It is obvious from this reading that 20th century writing is very different from Early American Writing and even Romantic age writing. This was harder for me to read and grasp a bigger idea from. I think it is important to keep in mind the idea of chaos and absurdity when reading this poem. It doesn't flow like we typically think of flowing but I think Elliot does have a bigger idea in mind even if it is not as explicit as the average reader would like.
Throughout this writing, people are constantly trying to discover themselves and fulfillment in other people. This is evident in all of the many unsuccessful relationships that take place throughout one example being the typist and the clerk. The typist ends up being thankful that it is over! Not exactly what we would define as a fulfilling relationship (lines 250-255). It is also evident in the bar scene with the two girlfriends. This scene is also a good picture of the marriage and gender roles that existed during the 1920s ("What you get married for if you don't want children?) line 164.
This poem also has a desperate, frustrating feel to it. I think this is how Elliot feels about the society he finds himself in. There doesn't seem to be any hope left in humanity post World War I. This is evident in the scene when he is discussing how there is no water to be found anywhere (lines 345-355). Desperation is also evident in lines 111-114 when he is describing the wealthy woman who is racked with nerves and hungry for attention from somebody.

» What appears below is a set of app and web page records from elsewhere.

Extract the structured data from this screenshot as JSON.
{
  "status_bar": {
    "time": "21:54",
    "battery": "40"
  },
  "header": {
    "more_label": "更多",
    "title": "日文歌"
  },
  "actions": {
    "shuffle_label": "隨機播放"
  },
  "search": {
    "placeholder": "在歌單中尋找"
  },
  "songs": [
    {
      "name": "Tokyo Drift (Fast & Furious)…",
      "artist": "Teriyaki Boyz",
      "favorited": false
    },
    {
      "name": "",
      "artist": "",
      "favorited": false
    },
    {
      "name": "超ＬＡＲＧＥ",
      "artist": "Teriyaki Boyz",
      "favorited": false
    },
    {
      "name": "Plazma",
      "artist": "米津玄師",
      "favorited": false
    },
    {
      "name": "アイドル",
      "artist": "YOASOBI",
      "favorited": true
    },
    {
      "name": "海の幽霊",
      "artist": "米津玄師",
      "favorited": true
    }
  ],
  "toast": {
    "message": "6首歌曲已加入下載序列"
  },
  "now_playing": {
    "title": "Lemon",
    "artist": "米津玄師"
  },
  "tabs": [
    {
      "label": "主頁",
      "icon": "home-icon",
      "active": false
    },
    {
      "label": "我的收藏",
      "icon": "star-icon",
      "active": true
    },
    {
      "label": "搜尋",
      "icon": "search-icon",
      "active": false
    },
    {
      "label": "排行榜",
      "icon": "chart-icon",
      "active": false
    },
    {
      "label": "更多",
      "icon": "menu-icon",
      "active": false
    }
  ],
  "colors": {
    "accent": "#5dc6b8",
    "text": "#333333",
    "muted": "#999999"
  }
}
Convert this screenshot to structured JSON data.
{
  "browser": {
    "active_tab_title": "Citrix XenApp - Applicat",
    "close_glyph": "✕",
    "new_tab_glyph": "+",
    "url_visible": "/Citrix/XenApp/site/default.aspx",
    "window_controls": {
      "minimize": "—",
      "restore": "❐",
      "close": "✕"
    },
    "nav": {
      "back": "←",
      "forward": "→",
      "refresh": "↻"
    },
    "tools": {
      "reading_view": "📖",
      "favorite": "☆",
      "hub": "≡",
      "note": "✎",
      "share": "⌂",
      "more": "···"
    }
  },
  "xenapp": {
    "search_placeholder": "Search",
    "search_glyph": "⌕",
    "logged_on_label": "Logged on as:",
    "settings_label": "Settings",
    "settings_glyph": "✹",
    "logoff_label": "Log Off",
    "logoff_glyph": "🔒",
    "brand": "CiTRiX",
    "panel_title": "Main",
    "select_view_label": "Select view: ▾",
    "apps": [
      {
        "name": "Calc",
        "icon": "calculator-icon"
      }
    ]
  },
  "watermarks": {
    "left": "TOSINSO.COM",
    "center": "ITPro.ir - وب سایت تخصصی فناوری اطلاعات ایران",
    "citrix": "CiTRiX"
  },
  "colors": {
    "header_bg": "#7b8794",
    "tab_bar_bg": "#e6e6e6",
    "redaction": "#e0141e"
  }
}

Elliot's writing reminded me a little of Whitman when he wrote about the rock and the shadows (lines 25-30). Here, Elliot is utilizing nature to make a broader point which Whitman frequently did. I think Elliot is trying to say here that the present is something that is more than the past and the future (the shadows ahead or behind you). There is rest and peace in the shadow.
Overall, this poem has an air that is sad and depressing. This is supported by the death by water section in which Elliot reminds his readers that everyone is susceptible to old age and eventually death. Also in lines 175-185, Elliot writes about the riverside in order to express his view that the good times have already come and gone and they have left behind sadness and tears ("other testimony of summer nights").